§ **Work required**
The entries are given below. Output each one unchanged.

****************************************

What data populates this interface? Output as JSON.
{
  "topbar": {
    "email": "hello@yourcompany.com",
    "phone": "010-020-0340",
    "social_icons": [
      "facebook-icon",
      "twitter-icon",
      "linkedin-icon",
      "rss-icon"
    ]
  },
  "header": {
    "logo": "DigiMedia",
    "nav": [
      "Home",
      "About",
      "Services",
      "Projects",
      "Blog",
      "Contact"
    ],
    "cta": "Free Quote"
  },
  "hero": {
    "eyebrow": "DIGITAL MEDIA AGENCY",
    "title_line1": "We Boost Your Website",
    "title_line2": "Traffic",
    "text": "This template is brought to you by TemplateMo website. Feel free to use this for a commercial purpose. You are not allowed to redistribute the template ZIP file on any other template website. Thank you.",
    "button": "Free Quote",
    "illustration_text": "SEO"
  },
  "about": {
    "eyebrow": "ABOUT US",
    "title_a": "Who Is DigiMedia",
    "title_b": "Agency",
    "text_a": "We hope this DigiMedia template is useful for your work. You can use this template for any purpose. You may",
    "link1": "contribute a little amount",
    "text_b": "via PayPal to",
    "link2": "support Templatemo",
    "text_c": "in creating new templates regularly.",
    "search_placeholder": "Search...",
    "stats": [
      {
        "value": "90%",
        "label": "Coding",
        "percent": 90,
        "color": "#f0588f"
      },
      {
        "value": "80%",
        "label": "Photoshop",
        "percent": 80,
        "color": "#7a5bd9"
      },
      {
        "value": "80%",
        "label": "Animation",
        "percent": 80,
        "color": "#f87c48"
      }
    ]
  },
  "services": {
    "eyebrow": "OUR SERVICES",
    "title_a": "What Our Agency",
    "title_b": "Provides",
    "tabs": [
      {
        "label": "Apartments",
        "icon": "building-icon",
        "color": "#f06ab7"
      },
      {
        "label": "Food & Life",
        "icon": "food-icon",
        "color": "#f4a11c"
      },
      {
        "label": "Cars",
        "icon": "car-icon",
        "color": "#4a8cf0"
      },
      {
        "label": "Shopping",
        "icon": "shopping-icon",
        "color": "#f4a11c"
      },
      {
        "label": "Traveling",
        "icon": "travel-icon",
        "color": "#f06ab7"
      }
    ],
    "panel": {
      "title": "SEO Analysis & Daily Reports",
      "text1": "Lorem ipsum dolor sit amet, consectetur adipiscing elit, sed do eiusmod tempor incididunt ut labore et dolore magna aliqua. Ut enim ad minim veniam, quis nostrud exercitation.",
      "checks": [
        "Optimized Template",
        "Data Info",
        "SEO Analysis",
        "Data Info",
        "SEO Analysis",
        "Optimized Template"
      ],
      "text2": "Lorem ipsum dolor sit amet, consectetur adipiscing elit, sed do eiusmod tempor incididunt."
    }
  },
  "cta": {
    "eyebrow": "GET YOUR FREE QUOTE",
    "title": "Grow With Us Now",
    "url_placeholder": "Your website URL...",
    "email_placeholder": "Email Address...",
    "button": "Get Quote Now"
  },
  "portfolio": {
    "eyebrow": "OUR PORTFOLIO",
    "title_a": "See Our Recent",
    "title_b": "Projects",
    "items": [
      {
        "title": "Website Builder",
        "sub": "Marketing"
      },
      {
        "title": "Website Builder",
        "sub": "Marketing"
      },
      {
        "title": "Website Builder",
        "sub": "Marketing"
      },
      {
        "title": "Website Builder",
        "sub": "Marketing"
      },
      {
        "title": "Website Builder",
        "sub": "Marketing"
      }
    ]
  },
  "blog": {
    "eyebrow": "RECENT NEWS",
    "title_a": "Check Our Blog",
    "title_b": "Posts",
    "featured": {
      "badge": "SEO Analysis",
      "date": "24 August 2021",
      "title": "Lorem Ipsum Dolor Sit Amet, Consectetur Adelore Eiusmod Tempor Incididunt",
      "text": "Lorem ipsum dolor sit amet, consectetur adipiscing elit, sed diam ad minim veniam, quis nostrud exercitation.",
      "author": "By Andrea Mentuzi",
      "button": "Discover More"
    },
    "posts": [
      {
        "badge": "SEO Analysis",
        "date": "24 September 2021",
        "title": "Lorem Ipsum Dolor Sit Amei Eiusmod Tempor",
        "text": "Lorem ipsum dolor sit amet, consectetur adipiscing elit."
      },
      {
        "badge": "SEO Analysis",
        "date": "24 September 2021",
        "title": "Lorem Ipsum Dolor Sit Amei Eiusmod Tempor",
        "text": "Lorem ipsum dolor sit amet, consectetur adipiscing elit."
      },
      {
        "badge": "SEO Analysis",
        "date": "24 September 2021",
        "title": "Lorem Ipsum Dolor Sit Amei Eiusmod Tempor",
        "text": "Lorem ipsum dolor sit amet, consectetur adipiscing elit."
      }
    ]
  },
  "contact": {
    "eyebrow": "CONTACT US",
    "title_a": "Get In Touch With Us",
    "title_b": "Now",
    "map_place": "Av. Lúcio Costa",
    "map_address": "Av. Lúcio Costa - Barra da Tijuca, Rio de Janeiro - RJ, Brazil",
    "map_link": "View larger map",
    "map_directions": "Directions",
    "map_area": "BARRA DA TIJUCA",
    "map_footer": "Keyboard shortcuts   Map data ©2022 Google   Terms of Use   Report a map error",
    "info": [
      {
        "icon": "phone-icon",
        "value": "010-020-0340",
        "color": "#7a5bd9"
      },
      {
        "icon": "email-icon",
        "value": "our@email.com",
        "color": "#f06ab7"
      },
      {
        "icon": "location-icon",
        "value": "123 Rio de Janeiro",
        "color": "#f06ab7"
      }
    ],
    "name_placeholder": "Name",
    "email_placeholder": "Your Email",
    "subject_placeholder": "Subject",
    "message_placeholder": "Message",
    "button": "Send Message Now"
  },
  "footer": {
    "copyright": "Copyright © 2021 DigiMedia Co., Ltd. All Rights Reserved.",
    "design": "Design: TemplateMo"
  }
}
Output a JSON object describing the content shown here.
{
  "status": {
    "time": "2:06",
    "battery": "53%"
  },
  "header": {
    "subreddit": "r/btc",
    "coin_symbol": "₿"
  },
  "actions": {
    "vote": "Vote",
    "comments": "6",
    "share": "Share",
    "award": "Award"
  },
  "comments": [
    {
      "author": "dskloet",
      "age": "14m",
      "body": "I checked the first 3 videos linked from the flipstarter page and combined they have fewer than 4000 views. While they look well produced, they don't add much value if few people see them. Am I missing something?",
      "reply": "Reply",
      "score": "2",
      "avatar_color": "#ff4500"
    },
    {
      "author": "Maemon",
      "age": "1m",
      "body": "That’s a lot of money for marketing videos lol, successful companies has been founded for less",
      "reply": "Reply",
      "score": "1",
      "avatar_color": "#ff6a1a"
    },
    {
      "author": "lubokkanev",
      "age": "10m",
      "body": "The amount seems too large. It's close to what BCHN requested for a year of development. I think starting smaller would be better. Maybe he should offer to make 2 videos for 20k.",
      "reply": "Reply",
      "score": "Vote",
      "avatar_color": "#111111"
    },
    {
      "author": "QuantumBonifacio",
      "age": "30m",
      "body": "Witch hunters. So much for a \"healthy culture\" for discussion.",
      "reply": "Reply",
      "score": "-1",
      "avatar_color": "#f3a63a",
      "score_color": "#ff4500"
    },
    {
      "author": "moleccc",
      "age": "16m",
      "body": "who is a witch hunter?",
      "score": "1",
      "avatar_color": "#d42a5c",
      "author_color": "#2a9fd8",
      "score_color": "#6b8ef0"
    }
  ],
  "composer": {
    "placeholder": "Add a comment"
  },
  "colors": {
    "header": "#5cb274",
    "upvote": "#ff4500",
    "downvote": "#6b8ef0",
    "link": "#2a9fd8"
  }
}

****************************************

§ **Exercise response**
What data populates this interface? Output as JSON.
{
  "topbar": {
    "email": "hello@yourcompany.com",
    "phone": "010-020-0340",
    "social_icons": [
      "facebook-icon",
      "twitter-icon",
      "linkedin-icon",
      "rss-icon"
    ]
  },
  "header": {
    "logo": "DigiMedia",
    "nav": [
      "Home",
      "About",
      "Services",
      "Projects",
      "Blog",
      "Contact"
    ],
    "cta": "Free Quote"
  },
  "hero": {
    "eyebrow": "DIGITAL MEDIA AGENCY",
    "title_line1": "We Boost Your Website",
    "title_line2": "Traffic",
    "text": "This template is brought to you by TemplateMo website. Feel free to use this for a commercial purpose. You are not allowed to redistribute the template ZIP file on any other template website. Thank you.",
    "button": "Free Quote",
    "illustration_text": "SEO"
  },
  "about": {
    "eyebrow": "ABOUT US",
    "title_a": "Who Is DigiMedia",
    "title_b": "Agency",
    "text_a": "We hope this DigiMedia template is useful for your work. You can use this template for any purpose. You may",
    "link1": "contribute a little amount",
    "text_b": "via PayPal to",
    "link2": "support Templatemo",
    "text_c": "in creating new templates regularly.",
    "search_placeholder": "Search...",
    "stats": [
      {
        "value": "90%",
        "label": "Coding",
        "percent": 90,
        "color": "#f0588f"
      },
      {
        "value": "80%",
        "label": "Photoshop",
        "percent": 80,
        "color": "#7a5bd9"
      },
      {
        "value": "80%",
        "label": "Animation",
        "percent": 80,
        "color": "#f87c48"
      }
    ]
  },
  "services": {
    "eyebrow": "OUR SERVICES",
    "title_a": "What Our Agency",
    "title_b": "Provides",
    "tabs": [
      {
        "label": "Apartments",
        "icon": "building-icon",
        "color": "#f06ab7"
      },
      {
        "label": "Food & Life",
        "icon": "food-icon",
        "color": "#f4a11c"
      },
      {
        "label": "Cars",
        "icon": "car-icon",
        "color": "#4a8cf0"
      },
      {
        "label": "Shopping",
        "icon": "shopping-icon",
        "color": "#f4a11c"
      },
      {
        "label": "Traveling",
        "icon": "travel-icon",
        "color": "#f06ab7"
      }
    ],
    "panel": {
      "title": "SEO Analysis & Daily Reports",
      "text1": "Lorem ipsum dolor sit amet, consectetur adipiscing elit, sed do eiusmod tempor incididunt ut labore et dolore magna aliqua. Ut enim ad minim veniam, quis nostrud exercitation.",
      "checks": [
        "Optimized Template",
        "Data Info",
        "SEO Analysis",
        "Data Info",
        "SEO Analysis",
        "Optimized Template"
      ],
      "text2": "Lorem ipsum dolor sit amet, consectetur adipiscing elit, sed do eiusmod tempor incididunt."
    }
  },
  "cta": {
    "eyebrow": "GET YOUR FREE QUOTE",
    "title": "Grow With Us Now",
    "url_placeholder": "Your website URL...",
    "email_placeholder": "Email Address...",
    "button": "Get Quote Now"
  },
  "portfolio": {
    "eyebrow": "OUR PORTFOLIO",
    "title_a": "See Our Recent",
    "title_b": "Projects",
    "items": [
      {
        "title": "Website Builder",
        "sub": "Marketing"
      },
      {
        "title": "Website Builder",
        "sub": "Marketing"
      },
      {
        "title": "Website Builder",
        "sub": "Marketing"
      },
      {
        "title": "Website Builder",
        "sub": "Marketing"
      },
      {
        "title": "Website Builder",
        "sub": "Marketing"
      }
    ]
  },
  "blog": {
    "eyebrow": "RECENT NEWS",
    "title_a": "Check Our Blog",
    "title_b": "Posts",
    "featured": {
      "badge": "SEO Analysis",
      "date": "24 August 2021",
      "title": "Lorem Ipsum Dolor Sit Amet, Consectetur Adelore Eiusmod Tempor Incididunt",
      "text": "Lorem ipsum dolor sit amet, consectetur adipiscing elit, sed diam ad minim veniam, quis nostrud exercitation.",
      "author": "By Andrea Mentuzi",
      "button": "Discover More"
    },
    "posts": [
      {
        "badge": "SEO Analysis",
        "date": "24 September 2021",
        "title": "Lorem Ipsum Dolor Sit Amei Eiusmod Tempor",
        "text": "Lorem ipsum dolor sit amet, consectetur adipiscing elit."
      },
      {
        "badge": "SEO Analysis",
        "date": "24 September 2021",
        "title": "Lorem Ipsum Dolor Sit Amei Eiusmod Tempor",
        "text": "Lorem ipsum dolor sit amet, consectetur adipiscing elit."
      },
      {
        "badge": "SEO Analysis",
        "date": "24 September 2021",
        "title": "Lorem Ipsum Dolor Sit Amei Eiusmod Tempor",
        "text": "Lorem ipsum dolor sit amet, consectetur adipiscing elit."
      }
    ]
  },
  "contact": {
    "eyebrow": "CONTACT US",
    "title_a": "Get In Touch With Us",
    "title_b": "Now",
    "map_place": "Av. Lúcio Costa",
    "map_address": "Av. Lúcio Costa - Barra da Tijuca, Rio de Janeiro - RJ, Brazil",
    "map_link": "View larger map",
    "map_directions": "Directions",
    "map_area": "BARRA DA TIJUCA",
    "map_footer": "Keyboard shortcuts   Map data ©2022 Google   Terms of Use   Report a map error",
    "info": [
      {
        "icon": "phone-icon",
        "value": "010-020-0340",
        "color": "#7a5bd9"
      },
      {
        "icon": "email-icon",
        "value": "our@email.com",
        "color": "#f06ab7"
      },
      {
        "icon": "location-icon",
        "value": "123 Rio de Janeiro",
        "color": "#f06ab7"
      }
    ],
    "name_placeholder": "Name",
    "email_placeholder": "Your Email",
    "subject_placeholder": "Subject",
    "message_placeholder": "Message",
    "button": "Send Message Now"
  },
  "footer": {
    "copyright": "Copyright © 2021 DigiMedia Co., Ltd. All Rights Reserved.",
    "design": "Design: TemplateMo"
  }
}
Output a JSON object describing the content shown here.
{
  "status": {
    "time": "2:06",
    "battery": "53%"
  },
  "header": {
    "subreddit": "r/btc",
    "coin_symbol": "₿"
  },
  "actions": {
    "vote": "Vote",
    "comments": "6",
    "share": "Share",
    "award": "Award"
  },
  "comments": [
    {
      "author": "dskloet",
      "age": "14m",
      "body": "I checked the first 3 videos linked from the flipstarter page and combined they have fewer than 4000 views. While they look well produced, they don't add much value if few people see them. Am I missing something?",
      "reply": "Reply",
      "score": "2",
      "avatar_color": "#ff4500"
    },
    {
      "author": "Maemon",
      "age": "1m",
      "body": "That’s a lot of money for marketing videos lol, successful companies has been founded for less",
      "reply": "Reply",
      "score": "1",
      "avatar_color": "#ff6a1a"
    },
    {
      "author": "lubokkanev",
      "age": "10m",
      "body": "The amount seems too large. It's close to what BCHN requested for a year of development. I think starting smaller would be better. Maybe he should offer to make 2 videos for 20k.",
      "reply": "Reply",
      "score": "Vote",
      "avatar_color": "#111111"
    },
    {
      "author": "QuantumBonifacio",
      "age": "30m",
      "body": "Witch hunters. So much for a \"healthy culture\" for discussion.",
      "reply": "Reply",
      "score": "-1",
      "avatar_color": "#f3a63a",
      "score_color": "#ff4500"
    },
    {
      "author": "moleccc",
      "age": "16m",
      "body": "who is a witch hunter?",
      "score": "1",
      "avatar_color": "#d42a5c",
      "author_color": "#2a9fd8",
      "score_color": "#6b8ef0"
    }
  ],
  "composer": {
    "placeholder": "Add a comment"
  },
  "colors": {
    "header": "#5cb274",
    "upvote": "#ff4500",
    "downvote": "#6b8ef0",
    "link": "#2a9fd8"
  }
}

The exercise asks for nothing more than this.